Abarim Publications' online Biblical Hebrew Dictionary
None of the sources explains the assumed root שטן (stn). In the Bible the following derivations occur:
- The masculine noun שטן (satan), meaning adversary. This noun occurs about three dozen times in the Bible and only a few of these occurrences denote the big bad guy: 1 Kings 11:14, "And YHWH raised up שטן (satan) to Solomon; Hadad the Edomite . . . " 1 Kings 11:23, "And Elohim raised up שטן (satan) to him; Rezon son of Eliada . . . "

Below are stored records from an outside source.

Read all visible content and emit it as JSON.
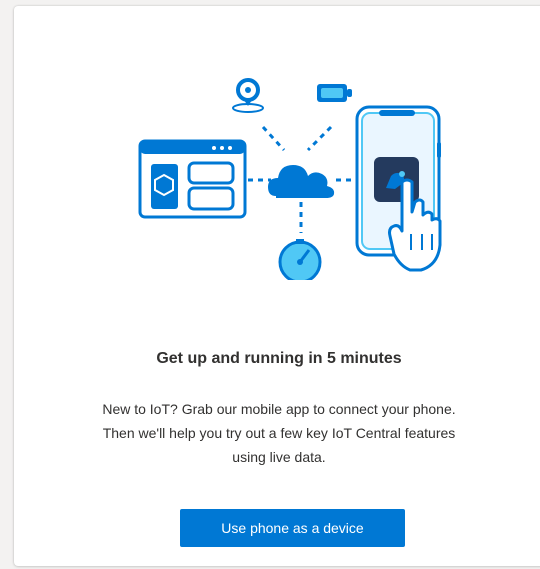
{
  "card": {
    "title": "Get up and running in 5 minutes",
    "description_lines": [
      "New to IoT? Grab our mobile app to connect your phone.",
      "Then we'll help you try out a few key IoT Central features",
      "using live data."
    ],
    "button_label": "Use phone as a device"
  },
  "illustration": {
    "icons": [
      "location-pin-icon",
      "battery-icon",
      "dashboard-window-icon",
      "cloud-icon",
      "gauge-icon",
      "phone-icon",
      "hand-pointer-icon"
    ],
    "colors": {
      "primary": "#0078d4",
      "light": "#50c8f5",
      "dark": "#243a5e",
      "accent_bg": "#0078d4",
      "text": "#323130"
    }
  }
}
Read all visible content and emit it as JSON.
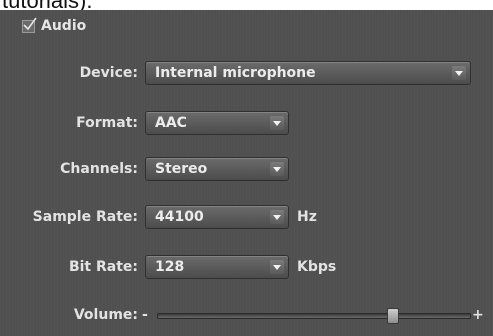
{
  "caption_fragment": "tutorials).",
  "audio": {
    "label": "Audio",
    "checked": true
  },
  "fields": {
    "device": {
      "label": "Device:",
      "value": "Internal microphone"
    },
    "format": {
      "label": "Format:",
      "value": "AAC"
    },
    "channels": {
      "label": "Channels:",
      "value": "Stereo"
    },
    "sample_rate": {
      "label": "Sample Rate:",
      "value": "44100",
      "unit": "Hz"
    },
    "bit_rate": {
      "label": "Bit Rate:",
      "value": "128",
      "unit": "Kbps"
    }
  },
  "volume": {
    "label": "Volume:",
    "minus": "-",
    "plus": "+",
    "level": 0.75
  },
  "icons": {
    "checkbox": "checkmark-icon",
    "dropdown": "chevron-down-icon"
  }
}
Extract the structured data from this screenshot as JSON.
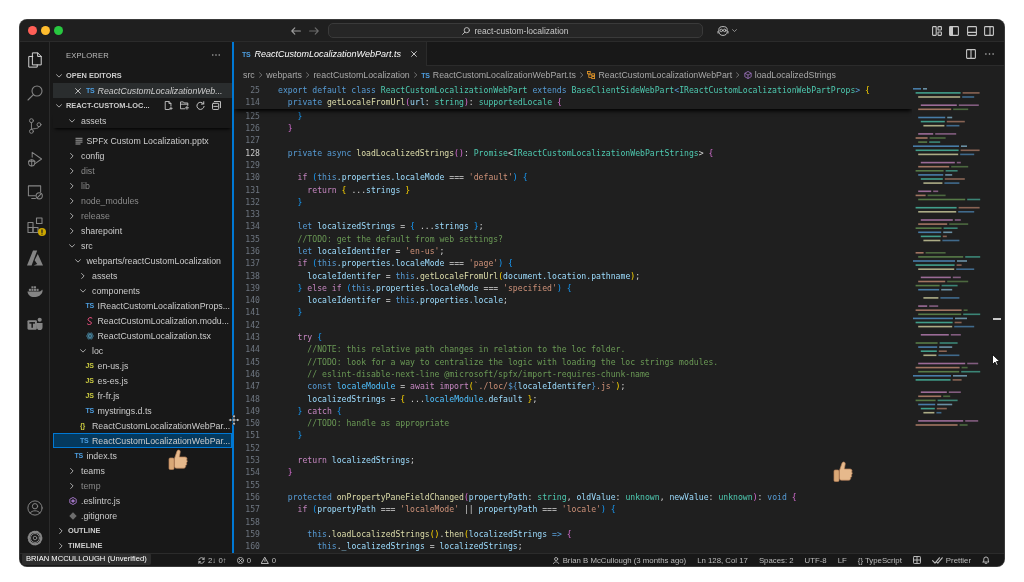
{
  "title_bar": {
    "command_center": {
      "label": "react-custom-localization"
    }
  },
  "activity_bar": {
    "items": [
      {
        "kind": "explorer",
        "selected": true,
        "warning": false
      },
      {
        "kind": "search",
        "selected": false,
        "warning": false
      },
      {
        "kind": "source-control",
        "selected": false,
        "warning": false
      },
      {
        "kind": "run-debug",
        "selected": false,
        "warning": false
      },
      {
        "kind": "remote",
        "selected": false,
        "warning": false
      },
      {
        "kind": "extensions",
        "selected": false,
        "warning": true
      },
      {
        "kind": "azure",
        "selected": false,
        "warning": false
      },
      {
        "kind": "docker",
        "selected": false,
        "warning": false
      },
      {
        "kind": "teams",
        "selected": false,
        "warning": false
      }
    ],
    "bottom": [
      {
        "kind": "account"
      },
      {
        "kind": "settings"
      }
    ]
  },
  "explorer": {
    "title": "EXPLORER",
    "open_editors": {
      "title": "OPEN EDITORS",
      "expanded": true,
      "items": [
        {
          "name": "ReactCustomLocalizationWeb...",
          "kind": "typescript",
          "badge": "TS",
          "selected": true,
          "preview": true
        }
      ]
    },
    "folder": {
      "title": "REACT-CUSTOM-LOC...",
      "expanded": true,
      "children": [
        {
          "name": "assets",
          "kind": "folder",
          "expanded": true,
          "selected": false,
          "ignored": false,
          "children": [
            {
              "name": "SPFx Custom Localization.pptx",
              "kind": "document",
              "selected": false,
              "ignored": false
            }
          ]
        },
        {
          "name": "config",
          "kind": "folder",
          "expanded": false,
          "selected": false,
          "ignored": false
        },
        {
          "name": "dist",
          "kind": "folder",
          "expanded": false,
          "selected": false,
          "ignored": true
        },
        {
          "name": "lib",
          "kind": "folder",
          "expanded": false,
          "selected": false,
          "ignored": true
        },
        {
          "name": "node_modules",
          "kind": "folder",
          "expanded": false,
          "selected": false,
          "ignored": true
        },
        {
          "name": "release",
          "kind": "folder",
          "expanded": false,
          "selected": false,
          "ignored": true
        },
        {
          "name": "sharepoint",
          "kind": "folder",
          "expanded": false,
          "selected": false,
          "ignored": false
        },
        {
          "name": "src",
          "kind": "folder",
          "expanded": true,
          "selected": false,
          "ignored": false,
          "children": [
            {
              "name": "webparts/reactCustomLocalization",
              "kind": "folder",
              "expanded": true,
              "selected": false,
              "ignored": false,
              "children": [
                {
                  "name": "assets",
                  "kind": "folder",
                  "expanded": false,
                  "selected": false,
                  "ignored": false
                },
                {
                  "name": "components",
                  "kind": "folder",
                  "expanded": true,
                  "selected": false,
                  "ignored": false,
                  "children": [
                    {
                      "name": "IReactCustomLocalizationProps...",
                      "kind": "typescript",
                      "badge": "TS",
                      "selected": false,
                      "ignored": false
                    },
                    {
                      "name": "ReactCustomLocalization.modu...",
                      "kind": "stylesheet",
                      "selected": false,
                      "ignored": false
                    },
                    {
                      "name": "ReactCustomLocalization.tsx",
                      "kind": "react",
                      "selected": false,
                      "ignored": false
                    }
                  ]
                },
                {
                  "name": "loc",
                  "kind": "folder",
                  "expanded": true,
                  "selected": false,
                  "ignored": false,
                  "children": [
                    {
                      "name": "en-us.js",
                      "kind": "javascript",
                      "badge": "JS",
                      "selected": false,
                      "ignored": false
                    },
                    {
                      "name": "es-es.js",
                      "kind": "javascript",
                      "badge": "JS",
                      "selected": false,
                      "ignored": false
                    },
                    {
                      "name": "fr-fr.js",
                      "kind": "javascript",
                      "badge": "JS",
                      "selected": false,
                      "ignored": false
                    },
                    {
                      "name": "mystrings.d.ts",
                      "kind": "typescript",
                      "badge": "TS",
                      "selected": false,
                      "ignored": false
                    }
                  ]
                },
                {
                  "name": "ReactCustomLocalizationWebPar...",
                  "kind": "json",
                  "badge": "{}",
                  "selected": false,
                  "ignored": false
                },
                {
                  "name": "ReactCustomLocalizationWebPar...",
                  "kind": "typescript",
                  "badge": "TS",
                  "selected": true,
                  "ignored": false
                }
              ]
            },
            {
              "name": "index.ts",
              "kind": "typescript",
              "badge": "TS",
              "selected": false,
              "ignored": false
            }
          ]
        },
        {
          "name": "teams",
          "kind": "folder",
          "expanded": false,
          "selected": false,
          "ignored": false
        },
        {
          "name": "temp",
          "kind": "folder",
          "expanded": false,
          "selected": false,
          "ignored": true
        },
        {
          "name": ".eslintrc.js",
          "kind": "eslint",
          "selected": false,
          "ignored": false
        },
        {
          "name": ".gitignore",
          "kind": "git",
          "selected": false,
          "ignored": false
        }
      ]
    },
    "sections": [
      {
        "title": "OUTLINE",
        "expanded": false
      },
      {
        "title": "TIMELINE",
        "expanded": false
      }
    ]
  },
  "editor": {
    "tabs": [
      {
        "label": "ReactCustomLocalizationWebPart.ts",
        "kind": "typescript",
        "badge": "TS",
        "selected": true,
        "preview": true
      }
    ],
    "breadcrumbs": [
      {
        "label": "src",
        "kind": "folder"
      },
      {
        "label": "webparts",
        "kind": "folder"
      },
      {
        "label": "reactCustomLocalization",
        "kind": "folder"
      },
      {
        "label": "ReactCustomLocalizationWebPart.ts",
        "kind": "typescript",
        "badge": "TS"
      },
      {
        "label": "ReactCustomLocalizationWebPart",
        "kind": "class"
      },
      {
        "label": "loadLocalizedStrings",
        "kind": "method"
      }
    ],
    "sticky_lines": [
      {
        "number": "25",
        "tokens": [
          {
            "text": "export default class ",
            "kind": "keyword"
          },
          {
            "text": "ReactCustomLocalizationWebPart ",
            "kind": "type"
          },
          {
            "text": "extends ",
            "kind": "keyword"
          },
          {
            "text": "BaseClientSideWebPart",
            "kind": "type"
          },
          {
            "text": "<",
            "kind": "keyword"
          },
          {
            "text": "IReactCustomLocalizationWebPartProps",
            "kind": "type"
          },
          {
            "text": "> ",
            "kind": "keyword"
          },
          {
            "text": "{",
            "kind": "bracket1"
          }
        ]
      },
      {
        "number": "114",
        "tokens": [
          {
            "text": "  private ",
            "kind": "keyword"
          },
          {
            "text": "getLocaleFromUrl",
            "kind": "function"
          },
          {
            "text": "(",
            "kind": "bracket2"
          },
          {
            "text": "url",
            "kind": "variable"
          },
          {
            "text": ": ",
            "kind": "plain"
          },
          {
            "text": "string",
            "kind": "type"
          },
          {
            "text": ")",
            "kind": "bracket2"
          },
          {
            "text": ": ",
            "kind": "plain"
          },
          {
            "text": "supportedLocale ",
            "kind": "type"
          },
          {
            "text": "{",
            "kind": "bracket2"
          }
        ]
      }
    ],
    "lines": [
      {
        "number": "125",
        "active": false,
        "tokens": [
          {
            "text": "    }",
            "kind": "bracket3"
          }
        ]
      },
      {
        "number": "126",
        "active": false,
        "tokens": [
          {
            "text": "  }",
            "kind": "bracket2"
          }
        ]
      },
      {
        "number": "127",
        "active": false
      },
      {
        "number": "128",
        "active": true,
        "tokens": [
          {
            "text": "  private async ",
            "kind": "keyword"
          },
          {
            "text": "loadLocalizedStrings",
            "kind": "function"
          },
          {
            "text": "()",
            "kind": "bracket2"
          },
          {
            "text": ": ",
            "kind": "plain"
          },
          {
            "text": "Promise",
            "kind": "type"
          },
          {
            "text": "<",
            "kind": "plain"
          },
          {
            "text": "IReactCustomLocalizationWebPartStrings",
            "kind": "type"
          },
          {
            "text": "> ",
            "kind": "plain"
          },
          {
            "text": "{",
            "kind": "bracket2"
          }
        ]
      },
      {
        "number": "129",
        "active": false
      },
      {
        "number": "130",
        "active": false,
        "tokens": [
          {
            "text": "    if ",
            "kind": "control"
          },
          {
            "text": "(",
            "kind": "bracket3"
          },
          {
            "text": "this",
            "kind": "keyword"
          },
          {
            "text": ".properties.localeMode ",
            "kind": "variable"
          },
          {
            "text": "=== ",
            "kind": "plain"
          },
          {
            "text": "'default'",
            "kind": "string"
          },
          {
            "text": ") ",
            "kind": "bracket3"
          },
          {
            "text": "{",
            "kind": "bracket3"
          }
        ]
      },
      {
        "number": "131",
        "active": false,
        "tokens": [
          {
            "text": "      return ",
            "kind": "control"
          },
          {
            "text": "{ ",
            "kind": "bracket1"
          },
          {
            "text": "...",
            "kind": "plain"
          },
          {
            "text": "strings ",
            "kind": "variable"
          },
          {
            "text": "}",
            "kind": "bracket1"
          }
        ]
      },
      {
        "number": "132",
        "active": false,
        "tokens": [
          {
            "text": "    }",
            "kind": "bracket3"
          }
        ]
      },
      {
        "number": "133",
        "active": false
      },
      {
        "number": "134",
        "active": false,
        "tokens": [
          {
            "text": "    let ",
            "kind": "keyword"
          },
          {
            "text": "localizedStrings ",
            "kind": "variable"
          },
          {
            "text": "= ",
            "kind": "plain"
          },
          {
            "text": "{ ",
            "kind": "bracket3"
          },
          {
            "text": "...",
            "kind": "plain"
          },
          {
            "text": "strings ",
            "kind": "variable"
          },
          {
            "text": "}",
            "kind": "bracket3"
          },
          {
            "text": ";",
            "kind": "plain"
          }
        ]
      },
      {
        "number": "135",
        "active": false,
        "tokens": [
          {
            "text": "    //TODO: get the default from web settings?",
            "kind": "comment"
          }
        ]
      },
      {
        "number": "136",
        "active": false,
        "tokens": [
          {
            "text": "    let ",
            "kind": "keyword"
          },
          {
            "text": "localeIdentifer ",
            "kind": "variable"
          },
          {
            "text": "= ",
            "kind": "plain"
          },
          {
            "text": "'en-us'",
            "kind": "string"
          },
          {
            "text": ";",
            "kind": "plain"
          }
        ]
      },
      {
        "number": "137",
        "active": false,
        "tokens": [
          {
            "text": "    if ",
            "kind": "control"
          },
          {
            "text": "(",
            "kind": "bracket3"
          },
          {
            "text": "this",
            "kind": "keyword"
          },
          {
            "text": ".properties.localeMode ",
            "kind": "variable"
          },
          {
            "text": "=== ",
            "kind": "plain"
          },
          {
            "text": "'page'",
            "kind": "string"
          },
          {
            "text": ") ",
            "kind": "bracket3"
          },
          {
            "text": "{",
            "kind": "bracket3"
          }
        ]
      },
      {
        "number": "138",
        "active": false,
        "tokens": [
          {
            "text": "      localeIdentifer ",
            "kind": "variable"
          },
          {
            "text": "= ",
            "kind": "plain"
          },
          {
            "text": "this",
            "kind": "keyword"
          },
          {
            "text": ".",
            "kind": "plain"
          },
          {
            "text": "getLocaleFromUrl",
            "kind": "function"
          },
          {
            "text": "(",
            "kind": "bracket1"
          },
          {
            "text": "document.location.pathname",
            "kind": "variable"
          },
          {
            "text": ")",
            "kind": "bracket1"
          },
          {
            "text": ";",
            "kind": "plain"
          }
        ]
      },
      {
        "number": "139",
        "active": false,
        "tokens": [
          {
            "text": "    } ",
            "kind": "bracket3"
          },
          {
            "text": "else if ",
            "kind": "control"
          },
          {
            "text": "(",
            "kind": "bracket3"
          },
          {
            "text": "this",
            "kind": "keyword"
          },
          {
            "text": ".properties.localeMode ",
            "kind": "variable"
          },
          {
            "text": "=== ",
            "kind": "plain"
          },
          {
            "text": "'specified'",
            "kind": "string"
          },
          {
            "text": ") ",
            "kind": "bracket3"
          },
          {
            "text": "{",
            "kind": "bracket3"
          }
        ]
      },
      {
        "number": "140",
        "active": false,
        "tokens": [
          {
            "text": "      localeIdentifer ",
            "kind": "variable"
          },
          {
            "text": "= ",
            "kind": "plain"
          },
          {
            "text": "this",
            "kind": "keyword"
          },
          {
            "text": ".properties.locale",
            "kind": "variable"
          },
          {
            "text": ";",
            "kind": "plain"
          }
        ]
      },
      {
        "number": "141",
        "active": false,
        "tokens": [
          {
            "text": "    }",
            "kind": "bracket3"
          }
        ]
      },
      {
        "number": "142",
        "active": false
      },
      {
        "number": "143",
        "active": false,
        "tokens": [
          {
            "text": "    try ",
            "kind": "control"
          },
          {
            "text": "{",
            "kind": "bracket3"
          }
        ]
      },
      {
        "number": "144",
        "active": false,
        "tokens": [
          {
            "text": "      //NOTE: this relative path changes in relation to the loc folder.",
            "kind": "comment"
          }
        ]
      },
      {
        "number": "145",
        "active": false,
        "tokens": [
          {
            "text": "      //TODO: look for a way to centralize the logic with loading the loc strings modules.",
            "kind": "comment"
          }
        ]
      },
      {
        "number": "146",
        "active": false,
        "tokens": [
          {
            "text": "      // eslint-disable-next-line @microsoft/spfx/import-requires-chunk-name",
            "kind": "comment"
          }
        ]
      },
      {
        "number": "147",
        "active": false,
        "tokens": [
          {
            "text": "      const ",
            "kind": "keyword"
          },
          {
            "text": "localeModule ",
            "kind": "constant"
          },
          {
            "text": "= ",
            "kind": "plain"
          },
          {
            "text": "await import",
            "kind": "control"
          },
          {
            "text": "(",
            "kind": "bracket1"
          },
          {
            "text": "`./loc/",
            "kind": "string"
          },
          {
            "text": "${",
            "kind": "keyword"
          },
          {
            "text": "localeIdentifer",
            "kind": "variable"
          },
          {
            "text": "}",
            "kind": "keyword"
          },
          {
            "text": ".js`",
            "kind": "string"
          },
          {
            "text": ")",
            "kind": "bracket1"
          },
          {
            "text": ";",
            "kind": "plain"
          }
        ]
      },
      {
        "number": "148",
        "active": false,
        "tokens": [
          {
            "text": "      localizedStrings ",
            "kind": "variable"
          },
          {
            "text": "= ",
            "kind": "plain"
          },
          {
            "text": "{ ",
            "kind": "bracket1"
          },
          {
            "text": "...",
            "kind": "plain"
          },
          {
            "text": "localeModule",
            "kind": "constant"
          },
          {
            "text": ".default ",
            "kind": "variable"
          },
          {
            "text": "}",
            "kind": "bracket1"
          },
          {
            "text": ";",
            "kind": "plain"
          }
        ]
      },
      {
        "number": "149",
        "active": false,
        "tokens": [
          {
            "text": "    } ",
            "kind": "bracket3"
          },
          {
            "text": "catch ",
            "kind": "control"
          },
          {
            "text": "{",
            "kind": "bracket3"
          }
        ]
      },
      {
        "number": "150",
        "active": false,
        "tokens": [
          {
            "text": "      //TODO: handle as appropriate",
            "kind": "comment"
          }
        ]
      },
      {
        "number": "151",
        "active": false,
        "tokens": [
          {
            "text": "    }",
            "kind": "bracket3"
          }
        ]
      },
      {
        "number": "152",
        "active": false
      },
      {
        "number": "153",
        "active": false,
        "tokens": [
          {
            "text": "    return ",
            "kind": "control"
          },
          {
            "text": "localizedStrings",
            "kind": "variable"
          },
          {
            "text": ";",
            "kind": "plain"
          }
        ]
      },
      {
        "number": "154",
        "active": false,
        "tokens": [
          {
            "text": "  }",
            "kind": "bracket2"
          }
        ]
      },
      {
        "number": "155",
        "active": false
      },
      {
        "number": "156",
        "active": false,
        "tokens": [
          {
            "text": "  protected ",
            "kind": "keyword"
          },
          {
            "text": "onPropertyPaneFieldChanged",
            "kind": "function"
          },
          {
            "text": "(",
            "kind": "bracket2"
          },
          {
            "text": "propertyPath",
            "kind": "variable"
          },
          {
            "text": ": ",
            "kind": "plain"
          },
          {
            "text": "string",
            "kind": "type"
          },
          {
            "text": ", ",
            "kind": "plain"
          },
          {
            "text": "oldValue",
            "kind": "variable"
          },
          {
            "text": ": ",
            "kind": "plain"
          },
          {
            "text": "unknown",
            "kind": "type"
          },
          {
            "text": ", ",
            "kind": "plain"
          },
          {
            "text": "newValue",
            "kind": "variable"
          },
          {
            "text": ": ",
            "kind": "plain"
          },
          {
            "text": "unknown",
            "kind": "type"
          },
          {
            "text": ")",
            "kind": "bracket2"
          },
          {
            "text": ": ",
            "kind": "plain"
          },
          {
            "text": "void ",
            "kind": "keyword"
          },
          {
            "text": "{",
            "kind": "bracket2"
          }
        ]
      },
      {
        "number": "157",
        "active": false,
        "tokens": [
          {
            "text": "    if ",
            "kind": "control"
          },
          {
            "text": "(",
            "kind": "bracket3"
          },
          {
            "text": "propertyPath ",
            "kind": "variable"
          },
          {
            "text": "=== ",
            "kind": "plain"
          },
          {
            "text": "'localeMode' ",
            "kind": "string"
          },
          {
            "text": "|| ",
            "kind": "plain"
          },
          {
            "text": "propertyPath ",
            "kind": "variable"
          },
          {
            "text": "=== ",
            "kind": "plain"
          },
          {
            "text": "'locale'",
            "kind": "string"
          },
          {
            "text": ") ",
            "kind": "bracket3"
          },
          {
            "text": "{",
            "kind": "bracket3"
          }
        ]
      },
      {
        "number": "158",
        "active": false
      },
      {
        "number": "159",
        "active": false,
        "tokens": [
          {
            "text": "      this",
            "kind": "keyword"
          },
          {
            "text": ".",
            "kind": "plain"
          },
          {
            "text": "loadLocalizedStrings",
            "kind": "function"
          },
          {
            "text": "()",
            "kind": "bracket1"
          },
          {
            "text": ".",
            "kind": "plain"
          },
          {
            "text": "then",
            "kind": "function"
          },
          {
            "text": "(",
            "kind": "bracket1"
          },
          {
            "text": "localizedStrings ",
            "kind": "variable"
          },
          {
            "text": "=> ",
            "kind": "keyword"
          },
          {
            "text": "{",
            "kind": "bracket2"
          }
        ]
      },
      {
        "number": "160",
        "active": false,
        "tokens": [
          {
            "text": "        this",
            "kind": "keyword"
          },
          {
            "text": ".",
            "kind": "plain"
          },
          {
            "text": "_localizedStrings ",
            "kind": "variable"
          },
          {
            "text": "= ",
            "kind": "plain"
          },
          {
            "text": "localizedStrings",
            "kind": "variable"
          },
          {
            "text": ";",
            "kind": "plain"
          }
        ]
      }
    ]
  },
  "status_bar": {
    "left": [
      {
        "kind": "sync",
        "text": "2↓ 0↑"
      },
      {
        "kind": "errors",
        "text": "0"
      },
      {
        "kind": "warnings",
        "text": "0"
      }
    ],
    "right": [
      {
        "kind": "blame",
        "text": "Brian B McCullough (3 months ago)"
      },
      {
        "kind": "text",
        "text": "Ln 128, Col 17"
      },
      {
        "kind": "text",
        "text": "Spaces: 2"
      },
      {
        "kind": "text",
        "text": "UTF-8"
      },
      {
        "kind": "text",
        "text": "LF"
      },
      {
        "kind": "language",
        "text": "{} TypeScript"
      },
      {
        "kind": "layout"
      },
      {
        "kind": "prettier",
        "text": "Prettier"
      },
      {
        "kind": "notifications"
      }
    ]
  },
  "overlays": {
    "name_tag": "BRIAN MCCULLOUGH (Unverified)",
    "reactions": [
      {
        "kind": "thumbs-up"
      },
      {
        "kind": "thumbs-up"
      }
    ]
  }
}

In Numbers we even see this noun ascribed to the Angel of YHWH: Numbers 22:22, " . . . and the Angel of YHWH set himself in the road as שטן (satan) . . . " And verse 32, "I have come as שטן (satan) because your way is contrary to Me".
In the New Testament Jesus rebukes Peter by saying, "Go behind me satan, . . . " (Matthew 16:23), illustrating the difficulty that translators run into when the same word is translated sometimes as a regular verb or noun and sometimes as a defining personal name. Every now and then Jesus' words are transliterated from Aramaic and it is highly unlikely that he personified Peter with the devil.

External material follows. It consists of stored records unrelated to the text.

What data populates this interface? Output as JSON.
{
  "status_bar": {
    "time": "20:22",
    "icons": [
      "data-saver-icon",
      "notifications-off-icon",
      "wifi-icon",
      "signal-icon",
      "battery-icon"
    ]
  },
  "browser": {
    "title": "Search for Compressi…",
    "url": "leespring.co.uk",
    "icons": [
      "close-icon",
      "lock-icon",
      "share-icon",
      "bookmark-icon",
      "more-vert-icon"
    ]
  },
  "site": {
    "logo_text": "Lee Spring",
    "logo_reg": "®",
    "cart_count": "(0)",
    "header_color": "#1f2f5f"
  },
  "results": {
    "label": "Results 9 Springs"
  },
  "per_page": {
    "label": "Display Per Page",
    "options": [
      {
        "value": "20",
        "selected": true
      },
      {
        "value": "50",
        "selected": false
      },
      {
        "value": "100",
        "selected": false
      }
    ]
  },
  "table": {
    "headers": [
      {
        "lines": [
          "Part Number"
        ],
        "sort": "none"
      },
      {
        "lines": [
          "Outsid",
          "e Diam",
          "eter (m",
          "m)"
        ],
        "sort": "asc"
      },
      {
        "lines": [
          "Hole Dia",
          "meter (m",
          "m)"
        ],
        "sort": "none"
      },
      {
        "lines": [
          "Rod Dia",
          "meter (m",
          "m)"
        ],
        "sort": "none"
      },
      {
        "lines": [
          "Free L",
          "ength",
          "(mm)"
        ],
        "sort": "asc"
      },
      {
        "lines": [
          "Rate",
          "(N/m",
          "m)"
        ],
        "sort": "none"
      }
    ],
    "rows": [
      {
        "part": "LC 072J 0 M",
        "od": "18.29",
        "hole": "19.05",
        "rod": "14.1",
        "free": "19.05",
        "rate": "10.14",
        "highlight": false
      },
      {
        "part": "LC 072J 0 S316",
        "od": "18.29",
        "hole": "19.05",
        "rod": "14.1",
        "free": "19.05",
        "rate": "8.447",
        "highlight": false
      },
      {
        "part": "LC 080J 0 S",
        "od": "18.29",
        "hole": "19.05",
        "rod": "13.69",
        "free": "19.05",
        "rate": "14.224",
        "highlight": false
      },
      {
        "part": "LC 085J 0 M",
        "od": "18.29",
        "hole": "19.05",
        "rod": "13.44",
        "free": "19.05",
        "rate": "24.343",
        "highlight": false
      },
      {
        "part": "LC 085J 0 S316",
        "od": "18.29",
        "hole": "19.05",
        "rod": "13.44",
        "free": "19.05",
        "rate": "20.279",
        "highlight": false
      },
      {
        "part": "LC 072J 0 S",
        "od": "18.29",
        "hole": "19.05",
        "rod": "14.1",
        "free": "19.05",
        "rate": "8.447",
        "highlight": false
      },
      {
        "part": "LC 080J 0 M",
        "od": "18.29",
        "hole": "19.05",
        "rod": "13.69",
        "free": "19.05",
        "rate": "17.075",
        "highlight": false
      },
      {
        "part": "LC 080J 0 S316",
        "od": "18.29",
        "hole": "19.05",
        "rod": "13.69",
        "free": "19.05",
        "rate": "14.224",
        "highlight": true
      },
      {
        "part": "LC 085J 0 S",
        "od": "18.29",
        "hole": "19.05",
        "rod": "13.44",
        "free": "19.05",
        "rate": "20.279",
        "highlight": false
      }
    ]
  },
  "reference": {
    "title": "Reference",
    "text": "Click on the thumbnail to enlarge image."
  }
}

- The denominative verb שטן (satan) meaning to resist or be an adversary. This verb is used six times in the Bible, for instance in Psalm 38:20, where it reads: ' . . . they שטן (satan) me because good follows me.'
- The feminine noun שטנה (sitna), denoting a kind of written accusation, or a Cease And Desist notice. This noun is used only once in the Bible, in Ezra 4:6.
None of the sources used make mention of a linguistic connection to the following words, but the letter nun is often placed after a root to create a phrase that isolates or personifies the conceptual action of the root. Whether this actually happened with the word שטן (satan) may be less important than any audience's supposition:
The verb שוט (sut) means to swerve or fall away, as used in Psalm 40:4 (NAS: lapse; NIV: turn aside). Derivation שט (set) means swerver, revolter as used in Hosea 5:2.
The verb שטה (sata) means to turn aside, turn, decline, and always from a good way into a bad one. HAW Theological Wordbook of the Old Testament notes that the Aramaic cognate of this verb means to stray, and the Ethiopic one to be seduced.
In medieval times, our root began to be spelled with the letter שׂ (sin), as opposed to the letter שׁ (shin), thus forming the word שׂטן (satan). The letter ט (teth) is one of two t-sounds of the Hebrew alphabet, the other one being ת (taw). A verb that probably sounded quite similar to our word שׂטן (satan), meaning adversary, is שׁתן (shatan), meaning to urinate (1 Samuel 25:22, 1 Kings 14:10). And this wouldn't simply be out of base defamation but a rather specific reference to lymphedema: the condition in which the body retains its urine rather than pee it out. See for more on this our article on Servitude and Lymphedema.